I've been working on this application for a long time, and it has been quite a learning experience. I'll break this post into two parts, the meat/goodies that are included in the latest release, and the History of the application that got it to this point. Most people are probably going to be more after how to use the app than how it got to where it is today. So first, you can download the application from its CodePlex Home.
At the present time documentation is not up there, but it will be in a day or two.
- Complete Rewrite of the underlying Library code for better performance.
- New UI layout that has a familiar SSMS style and feel with Docking Panels.
- New TargetDataViewer allows easy viewing of Target Data in a Profiler type GridView
- Updated Scripting with better syntax and error checks (still could have some bugs though)
If you are interested in playing with Extended Events and can't get through all the metadata, give this app a drive, and provide some feedback on the CodePlex site as a Issue in the IssueTracker or a Discussion in the Discussions tab. I would be interested in hearing any and all ideas/thoughts/bugs regarding the application.
This started out as a pet project in August 2008 when I decided that if I was ever going to get good use out of Extended Events in SQL Server 2008, I needed to be able to see the layout of the metadata graphically. What started out as a simple TreeView that displayed the MetaData in a sensible (at least to me) manner slowly began to transform into a complete application that could build and manage Extended Event Sessions as well.
I made the decision early on to separate the code into two layers, a Library and a UI, and the importance of this separation wasn't completely clear to me until I sent a very early beta of the application to Bob Beauchemin who at that point had been one of the few to blog about Extended Events (XEvents at the time) at all. Bob pointed out that by separating the code, I could use the Library in PowerShell, something I had not previously considered, but there was a lot of work that would need to be done to create the complete separation needed to make this work in PowerShell at the time. I spent the time working on this, and eventually I had an application that I entered in the SQL Heroes contest for PASS which was almost where the app died.

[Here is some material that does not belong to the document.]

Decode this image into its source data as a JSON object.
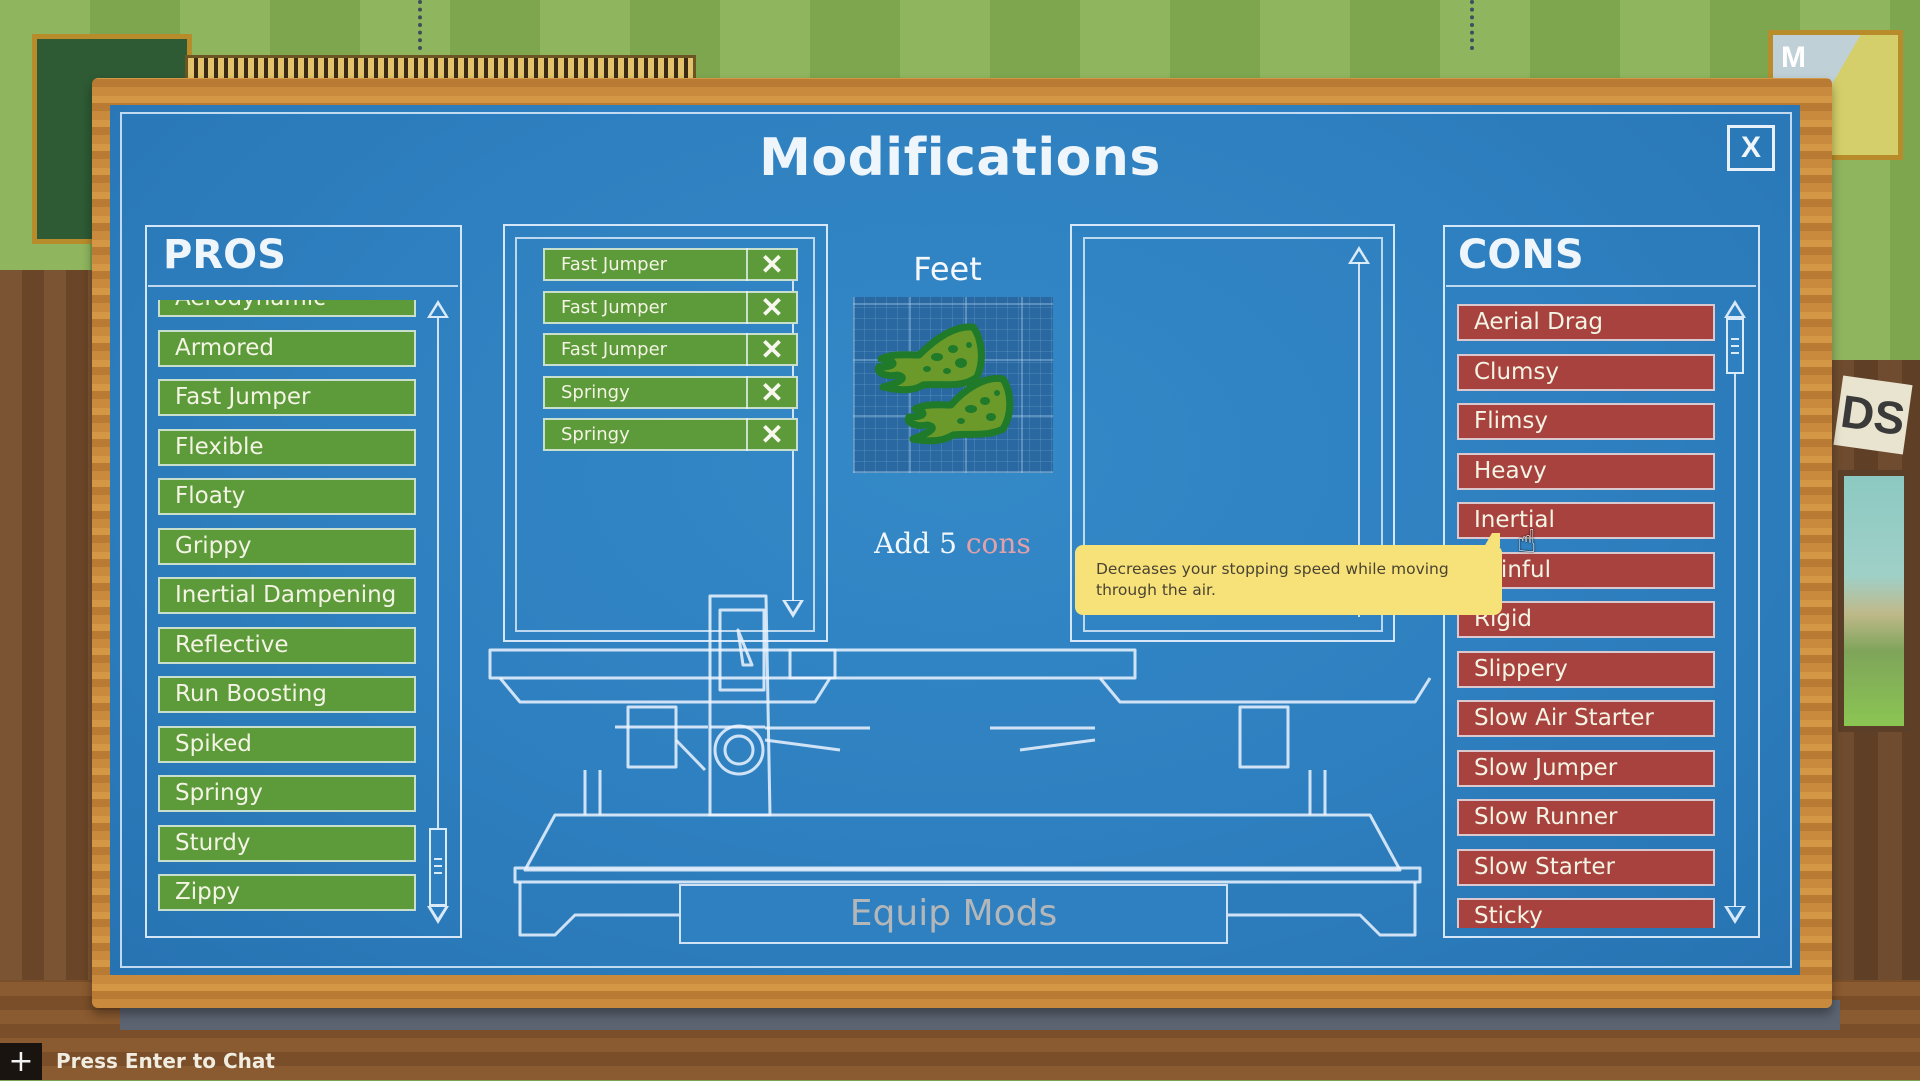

Kevin Kline covered the application in Tool Time in the December issue of SQL Magazine which motivated me to go back to working on the app when I got the time, which wasn't very often towards the end of 2008. During this time Adam Machanic also contacted me about the app and was interested in helping to build the app into a full featured application for managing and using Extended Events. To Adam's credit, a lot of the changes that have been made are due to his suggestions and ideas over the last two months, and the application wouldn't be where it is today without his ideas and willingness to test each of the new builds I have made.